Berlin Film Journal spoke to Edward Berger about his latest film Jack. The film follows Jack who, although only ten years old, is responsible for himself and his little brother Manuel. After he is put in a children’s home by social services, he escapes and takes his brother on a city-wide search for their mother.
What was your experience of Berlin when you were growing up in the West?
Berlin was always like an alien planet a little bit. I never went to East Berlin, there was only really a transit road and, for me, Berlin was a foreign territory almost; a weird, dark jungle of promise, somehow. I first went to Berlin when I was about 16 or 17, in 1987.
How important was it for your film to be set in Berlin?

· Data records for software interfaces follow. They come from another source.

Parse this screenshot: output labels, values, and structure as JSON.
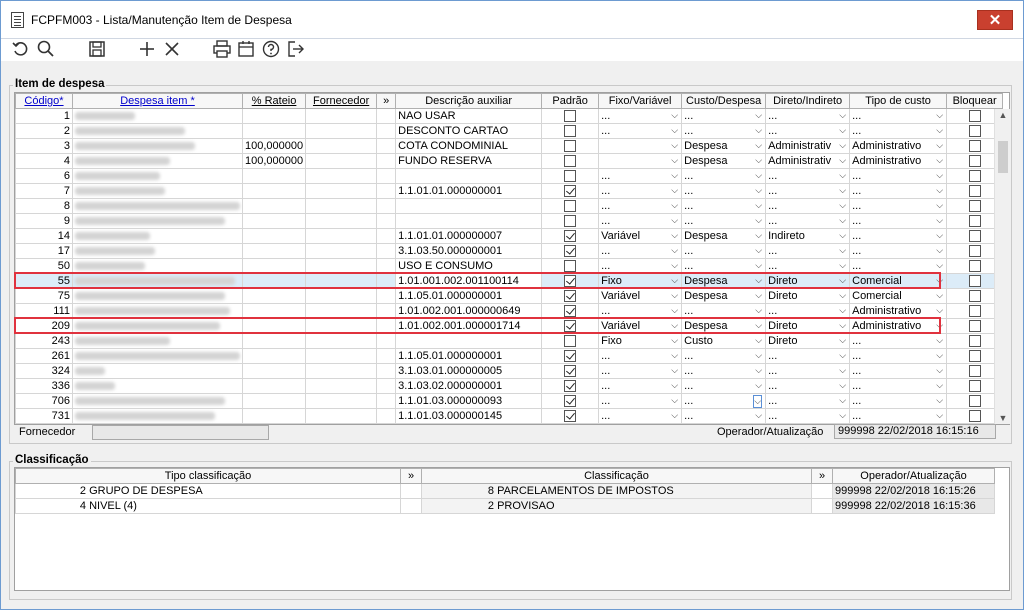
{
  "window": {
    "title": "FCPFM003 - Lista/Manutenção Item de Despesa",
    "close_label": "✕"
  },
  "toolbar": {
    "icons": [
      "undo-icon",
      "search-icon",
      "save-icon",
      "add-icon",
      "delete-icon",
      "print-icon",
      "calendar-icon",
      "help-icon",
      "exit-icon"
    ]
  },
  "item_panel": {
    "title": "Item de despesa",
    "headers": {
      "codigo": "Código*",
      "despesa": "Despesa item *",
      "rateio": "% Rateio",
      "fornecedor": "Fornecedor",
      "more": "»",
      "descricao": "Descrição auxiliar",
      "padrao": "Padrão",
      "fixo": "Fixo/Variável",
      "custo": "Custo/Despesa",
      "direto": "Direto/Indireto",
      "tipo": "Tipo de custo",
      "bloquear": "Bloquear"
    },
    "rows": [
      {
        "code": "1",
        "rateio": "",
        "desc": "NAO USAR",
        "padrao": false,
        "fixo": "...",
        "custo": "...",
        "direto": "...",
        "tipo": "..."
      },
      {
        "code": "2",
        "rateio": "",
        "desc": "DESCONTO CARTAO",
        "padrao": false,
        "fixo": "...",
        "custo": "...",
        "direto": "...",
        "tipo": "..."
      },
      {
        "code": "3",
        "rateio": "100,000000",
        "desc": "COTA CONDOMINIAL",
        "padrao": false,
        "fixo": "",
        "custo": "Despesa",
        "direto": "Administrativ",
        "tipo": "Administrativo"
      },
      {
        "code": "4",
        "rateio": "100,000000",
        "desc": "FUNDO RESERVA",
        "padrao": false,
        "fixo": "",
        "custo": "Despesa",
        "direto": "Administrativ",
        "tipo": "Administrativo"
      },
      {
        "code": "6",
        "rateio": "",
        "desc": "",
        "padrao": false,
        "fixo": "...",
        "custo": "...",
        "direto": "...",
        "tipo": "..."
      },
      {
        "code": "7",
        "rateio": "",
        "desc": "1.1.01.01.000000001",
        "padrao": true,
        "fixo": "...",
        "custo": "...",
        "direto": "...",
        "tipo": "..."
      },
      {
        "code": "8",
        "rateio": "",
        "desc": "",
        "padrao": false,
        "fixo": "...",
        "custo": "...",
        "direto": "...",
        "tipo": "..."
      },
      {
        "code": "9",
        "rateio": "",
        "desc": "",
        "padrao": false,
        "fixo": "...",
        "custo": "...",
        "direto": "...",
        "tipo": "..."
      },
      {
        "code": "14",
        "rateio": "",
        "desc": "1.1.01.01.000000007",
        "padrao": true,
        "fixo": "Variável",
        "custo": "Despesa",
        "direto": "Indireto",
        "tipo": "..."
      },
      {
        "code": "17",
        "rateio": "",
        "desc": "3.1.03.50.000000001",
        "padrao": true,
        "fixo": "...",
        "custo": "...",
        "direto": "...",
        "tipo": "..."
      },
      {
        "code": "50",
        "rateio": "",
        "desc": "USO E CONSUMO",
        "padrao": false,
        "fixo": "...",
        "custo": "...",
        "direto": "...",
        "tipo": "..."
      },
      {
        "code": "55",
        "rateio": "",
        "desc": "1.01.001.002.001100114",
        "padrao": true,
        "fixo": "Fixo",
        "custo": "Despesa",
        "direto": "Direto",
        "tipo": "Comercial"
      },
      {
        "code": "75",
        "rateio": "",
        "desc": "1.1.05.01.000000001",
        "padrao": true,
        "fixo": "Variável",
        "custo": "Despesa",
        "direto": "Direto",
        "tipo": "Comercial"
      },
      {
        "code": "111",
        "rateio": "",
        "desc": "1.01.002.001.000000649",
        "padrao": true,
        "fixo": "...",
        "custo": "...",
        "direto": "...",
        "tipo": "Administrativo"
      },
      {
        "code": "209",
        "rateio": "",
        "desc": "1.01.002.001.000001714",
        "padrao": true,
        "fixo": "Variável",
        "custo": "Despesa",
        "direto": "Direto",
        "tipo": "Administrativo"
      },
      {
        "code": "243",
        "rateio": "",
        "desc": "",
        "padrao": false,
        "fixo": "Fixo",
        "custo": "Custo",
        "direto": "Direto",
        "tipo": "..."
      },
      {
        "code": "261",
        "rateio": "",
        "desc": "1.1.05.01.000000001",
        "padrao": true,
        "fixo": "...",
        "custo": "...",
        "direto": "...",
        "tipo": "..."
      },
      {
        "code": "324",
        "rateio": "",
        "desc": "3.1.03.01.000000005",
        "padrao": true,
        "fixo": "...",
        "custo": "...",
        "direto": "...",
        "tipo": "..."
      },
      {
        "code": "336",
        "rateio": "",
        "desc": "3.1.03.02.000000001",
        "padrao": true,
        "fixo": "...",
        "custo": "...",
        "direto": "...",
        "tipo": "..."
      },
      {
        "code": "706",
        "rateio": "",
        "desc": "1.1.01.03.000000093",
        "padrao": true,
        "fixo": "...",
        "custo": "...",
        "direto": "...",
        "tipo": "..."
      },
      {
        "code": "731",
        "rateio": "",
        "desc": "1.1.01.03.000000145",
        "padrao": true,
        "fixo": "...",
        "custo": "...",
        "direto": "...",
        "tipo": "..."
      }
    ],
    "fornecedor_label": "Fornecedor",
    "operador_label": "Operador/Atualização",
    "operador_value": "999998  22/02/2018 16:15:16"
  },
  "class_panel": {
    "title": "Classificação",
    "headers": {
      "tipo": "Tipo classificação",
      "more1": "»",
      "classificacao": "Classificação",
      "more2": "»",
      "operador": "Operador/Atualização"
    },
    "rows": [
      {
        "tipo_code": "2",
        "tipo_name": "GRUPO DE DESPESA",
        "class_code": "8",
        "class_name": "PARCELAMENTOS DE IMPOSTOS",
        "operador": "999998",
        "date": "22/02/2018 16:15:26"
      },
      {
        "tipo_code": "4",
        "tipo_name": "NIVEL (4)",
        "class_code": "2",
        "class_name": "PROVISAO",
        "operador": "999998",
        "date": "22/02/2018 16:15:36"
      }
    ]
  },
  "colors": {
    "highlight_border": "#e0323e",
    "close_button": "#c9402f",
    "selected_row": "#dcecf8"
  }
}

Well, actually, in Germany it could only really take place here. But as a city, Berlin per se was not important, it could have taken place somewhere else. It needed to be a vast city, a big city, because in the story two children look for their mother, and basically they get lost in the city, but no one really notices. So the story couldn’t take place in a midsize or small city – it needed the anonymity of a big, vast city.
What was the inspiration behind the story?
At the end of our street there’s a children’s home and I saw a boy with a school bag on his back and he had such a confident, energetic stride that I said I wanted to make a film about a kid who walks into his future, even though in my head it might be a drab one. I wanted to make a film about a kid who walks with such positive energy through life, who expects something good to come out of the future. This image of the boy with the backpack on his back is behind every scene in the film.
Was it important which area of Berlin you used?
The home is in Wansee- we didn’t want to marginalize or stigmatize the mother or the family by putting them in a high-rise far in the East or North of the city; we wanted regular, middle-class areas, to show that this could take place anywhere. His mother works in Cookies and at the O2 World, so she sort of has this rock‘n’roll, roadie life too.
How did you cast the main character?
We looked for six months in schools and after school programmes, on the streets, everywhere. But then two months before shooting we had a last casting, and suddenly this kid stumbles in, he was late and clumsily coming in from the rain. We did an improvisation and his task was to say that he didn’t want to do his homework, but that he wanted to play football outside. His improvisation was so strong, so powerful, shouting with veins in his neck. The confidence in this ten year old boy was so impressive.
What were the challenges of working with such young actors?
The challenge is that you only have five hours acting time, as the laws are really strict. So the challenge is to get it done in time. With a grown-up actor, if you don’t get it done you just do overtime until you get it eventually, but with a kid you really have to work within that timeframe. We also had fairly long takes that focused only on him, and he sometimes needed up to twenty takes to get it right.
‘Jack’ was screened as part of the COMPETITION strand at Berlinale.